a tribute to

Last week, our long-time professional acquaintance Jonathan Demme passed away. Not only was he one of the greatest filmmakers of his generation, he was a genuinely good person who seemed to be adored by everyone he came into contact with (a quality even rarer than filmmaking genius.)

In The New Yorker magazine, Terrence Rafferty wrote of him, "Of the major American directors, he's the least erratic, the most consistently good company, because he has interests rather than obsessions" - Demme joins a lineage of auteurs like Jean Renoir & Louis Malle defined not by their stylstic grip or devotion to a genre, but by their warm humanism; filmmakers whose deep compassion and boundless curosity on the subject of humanity were their essential characteristics.

All week long we'll be paying tribute to Demme by remembering some of our favorite scenes, characters and moments from his body of work.

{the DEMME TRIBUTE index}

A precious doggie accomplice.

jonathan demme, 1991.

~ by wendy mays ~
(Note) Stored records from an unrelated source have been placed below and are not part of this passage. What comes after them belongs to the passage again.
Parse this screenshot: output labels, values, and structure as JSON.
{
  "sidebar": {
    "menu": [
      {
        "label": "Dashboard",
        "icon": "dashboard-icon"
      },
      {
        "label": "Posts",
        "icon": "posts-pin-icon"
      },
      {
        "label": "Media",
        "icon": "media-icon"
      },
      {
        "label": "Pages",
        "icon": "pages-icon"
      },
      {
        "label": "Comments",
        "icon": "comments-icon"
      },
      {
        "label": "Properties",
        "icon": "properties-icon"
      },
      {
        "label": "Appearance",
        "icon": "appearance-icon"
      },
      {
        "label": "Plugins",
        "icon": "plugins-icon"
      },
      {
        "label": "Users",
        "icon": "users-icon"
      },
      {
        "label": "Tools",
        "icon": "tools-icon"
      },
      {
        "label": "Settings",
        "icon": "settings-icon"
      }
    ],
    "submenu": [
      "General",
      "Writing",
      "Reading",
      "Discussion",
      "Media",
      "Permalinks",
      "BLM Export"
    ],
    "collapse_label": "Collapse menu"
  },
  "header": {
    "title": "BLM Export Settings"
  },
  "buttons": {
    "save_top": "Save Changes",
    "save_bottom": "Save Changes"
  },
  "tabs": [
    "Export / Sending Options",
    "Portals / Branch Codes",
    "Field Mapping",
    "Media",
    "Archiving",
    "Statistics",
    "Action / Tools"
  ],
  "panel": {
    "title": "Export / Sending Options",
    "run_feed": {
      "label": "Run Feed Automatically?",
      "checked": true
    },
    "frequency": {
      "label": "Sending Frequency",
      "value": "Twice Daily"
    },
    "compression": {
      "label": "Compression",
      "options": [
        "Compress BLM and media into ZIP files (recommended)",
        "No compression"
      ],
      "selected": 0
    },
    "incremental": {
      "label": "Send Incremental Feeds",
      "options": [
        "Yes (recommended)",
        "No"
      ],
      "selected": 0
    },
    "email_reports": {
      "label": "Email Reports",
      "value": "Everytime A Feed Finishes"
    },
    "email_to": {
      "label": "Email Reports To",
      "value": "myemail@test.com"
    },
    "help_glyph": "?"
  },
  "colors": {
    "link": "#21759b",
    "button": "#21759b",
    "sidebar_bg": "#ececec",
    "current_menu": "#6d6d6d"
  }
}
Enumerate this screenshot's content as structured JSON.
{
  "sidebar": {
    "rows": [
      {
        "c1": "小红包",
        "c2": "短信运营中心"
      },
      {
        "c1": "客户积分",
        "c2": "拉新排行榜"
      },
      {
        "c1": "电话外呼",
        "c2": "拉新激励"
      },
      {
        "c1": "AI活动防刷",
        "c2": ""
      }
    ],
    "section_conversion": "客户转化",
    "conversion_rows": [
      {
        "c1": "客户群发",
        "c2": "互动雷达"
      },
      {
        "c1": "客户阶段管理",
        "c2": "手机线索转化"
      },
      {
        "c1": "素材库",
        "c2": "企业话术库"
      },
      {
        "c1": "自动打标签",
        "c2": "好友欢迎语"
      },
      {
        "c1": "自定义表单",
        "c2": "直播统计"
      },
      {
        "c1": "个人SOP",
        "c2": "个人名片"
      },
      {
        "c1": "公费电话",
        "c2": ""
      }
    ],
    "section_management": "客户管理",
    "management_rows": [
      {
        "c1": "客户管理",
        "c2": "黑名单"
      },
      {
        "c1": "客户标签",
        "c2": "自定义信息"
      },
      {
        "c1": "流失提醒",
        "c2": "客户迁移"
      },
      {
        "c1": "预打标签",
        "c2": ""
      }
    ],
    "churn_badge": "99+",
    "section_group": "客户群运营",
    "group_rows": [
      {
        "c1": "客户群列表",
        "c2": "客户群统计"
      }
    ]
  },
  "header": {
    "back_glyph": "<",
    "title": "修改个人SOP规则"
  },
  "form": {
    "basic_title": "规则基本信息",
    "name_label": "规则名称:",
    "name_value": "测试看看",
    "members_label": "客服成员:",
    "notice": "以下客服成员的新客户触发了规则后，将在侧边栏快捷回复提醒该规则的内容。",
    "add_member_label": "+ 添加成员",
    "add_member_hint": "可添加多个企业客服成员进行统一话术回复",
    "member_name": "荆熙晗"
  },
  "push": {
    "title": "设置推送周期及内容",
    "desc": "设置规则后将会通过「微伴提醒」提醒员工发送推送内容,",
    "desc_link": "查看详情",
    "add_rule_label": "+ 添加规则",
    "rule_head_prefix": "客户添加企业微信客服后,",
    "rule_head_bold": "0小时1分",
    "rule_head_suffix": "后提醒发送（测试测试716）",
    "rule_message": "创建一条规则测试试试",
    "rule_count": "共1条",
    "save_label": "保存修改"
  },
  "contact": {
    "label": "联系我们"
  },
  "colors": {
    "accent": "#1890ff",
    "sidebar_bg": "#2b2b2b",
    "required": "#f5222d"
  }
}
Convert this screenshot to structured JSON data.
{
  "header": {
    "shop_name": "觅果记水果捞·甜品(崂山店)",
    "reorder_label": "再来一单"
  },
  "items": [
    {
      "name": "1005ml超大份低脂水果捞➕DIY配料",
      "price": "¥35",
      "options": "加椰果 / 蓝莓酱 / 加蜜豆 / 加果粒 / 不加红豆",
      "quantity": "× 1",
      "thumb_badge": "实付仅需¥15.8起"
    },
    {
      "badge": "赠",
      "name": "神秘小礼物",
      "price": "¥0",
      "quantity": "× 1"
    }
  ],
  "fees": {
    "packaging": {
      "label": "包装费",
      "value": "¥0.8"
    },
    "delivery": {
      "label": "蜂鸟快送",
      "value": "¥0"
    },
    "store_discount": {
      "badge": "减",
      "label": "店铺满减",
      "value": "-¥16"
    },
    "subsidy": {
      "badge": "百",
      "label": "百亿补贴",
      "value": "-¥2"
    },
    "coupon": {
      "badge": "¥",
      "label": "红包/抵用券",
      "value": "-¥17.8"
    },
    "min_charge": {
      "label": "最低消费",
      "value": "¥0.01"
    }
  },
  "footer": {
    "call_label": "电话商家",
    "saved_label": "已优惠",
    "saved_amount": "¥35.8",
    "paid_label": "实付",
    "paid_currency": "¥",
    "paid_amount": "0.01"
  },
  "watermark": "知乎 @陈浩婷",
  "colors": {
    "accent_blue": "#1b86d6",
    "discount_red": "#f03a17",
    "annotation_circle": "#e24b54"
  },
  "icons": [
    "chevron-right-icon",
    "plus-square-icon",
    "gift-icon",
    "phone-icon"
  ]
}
Earlier this week, I decided to revisit The Silence of the Lambs. It had been about 20 years since I last watched the film, but I wanted to remember why it had such an effect on me as a kid. In fact, I have a distinct memory of being in the 10th grade, and showcasing this film to a class in order to prove how talented Jodie Foster was.

As a 40 year old woman, I can see why 14 year old me loved the character of Clarice. Despite our age difference, I saw a character that I identified with. Under Jonathan Demme’s direction, Jodie Foster played Clarice as a strong woman who has a slight quiver of insecurity and uncertainty in her voice. Wanting to be taken seriously, but knowing that most of the world prejudged you because of your gender and sexual appeal was something I had already been dealing with for a few years, even at that young age. (This is better explored in Eric Pfriender’s Silence of the Lambs tribute last week.)

This is where things get weird. I have sympathy for Buffalo Bill. When he dies at the end of the film, I cry. So, how does this happen? How do you feel sympathy for someone wearing a skin suit? One word... Precious.

Even someone with the most basic knowledge of serial killers knows that they tend to have a history of animal abuse. I can fully see Hannibal Lecter abusing animals somewhere in his past (side note - rewatching this film, I found Lecter to be the least interesting character of the film.) Buffalo Bill is the complete opposite. He truly loves his little white dog. (Ironically, the breed of dog that played Precious is often confused to be a poodle. Like the character of her owner in the film, Precious has some identity issues of her own.)

The way Demme uses this tiny dog to showcase the various sides of Bill’s personality is intriguing. Precious is virtually a therapy animal to Bill; a security blanket for him. It is really only the scenes where Bill is without Precious that you see the true ‘monster’ come out. Precious is also a bit of a security blanket for the audience. Having this small, cutesy animal on screen tricks the audience into believing nothing bad will happen while it is around.

In fact, one of the hardest things I struggle with in the film is when Catherine abducts Precious away from Bill. Here you have a woman who has been kidnapped, starved, and is clearly marked for death. We should sympathize with her, and root for her. However, when she steals Precious away from Bill my sympathies sway. I panic, along with Bill, about the safety of Precious. I want to scream at her, like Bill does, “DON’T YOU HURT THAT DOG!” This mind trick is a great example on how Demme can humanize even the most deplorable of characters.

All is forgiven, however, in the final shot of Catherine. We see her walking out of the house with Precious in her arms. An emergency responder tries to take the dog away from her and she pushes them away. She’s going to make sure Precious is safe, and the two of them will survive this ordeal together.

As a final note, I found the usage of cats in this film to be really interesting. They had a distinct link to all the females in the film. Two of the girls that were abducted are shown to be lifelong cat owners. Prior to her abduction, Catherine’s cat is almost frantic at her arrival home; meowing from the window, seemingly warning her, pleading for her to get inside quickly. Cats also point the way to two of the main clues that help Clarice understand who Buffalo Bill really is. A small cat figure that catches Clarice’s eye and leads her to discovering a music box full of polaroids, and the pet cat of the first victim shows her the way to the closet full of sewing patterns. Curiosity didn’t kill the cat this time, it actually saved the dog!

~ MAY 9, 2017 ~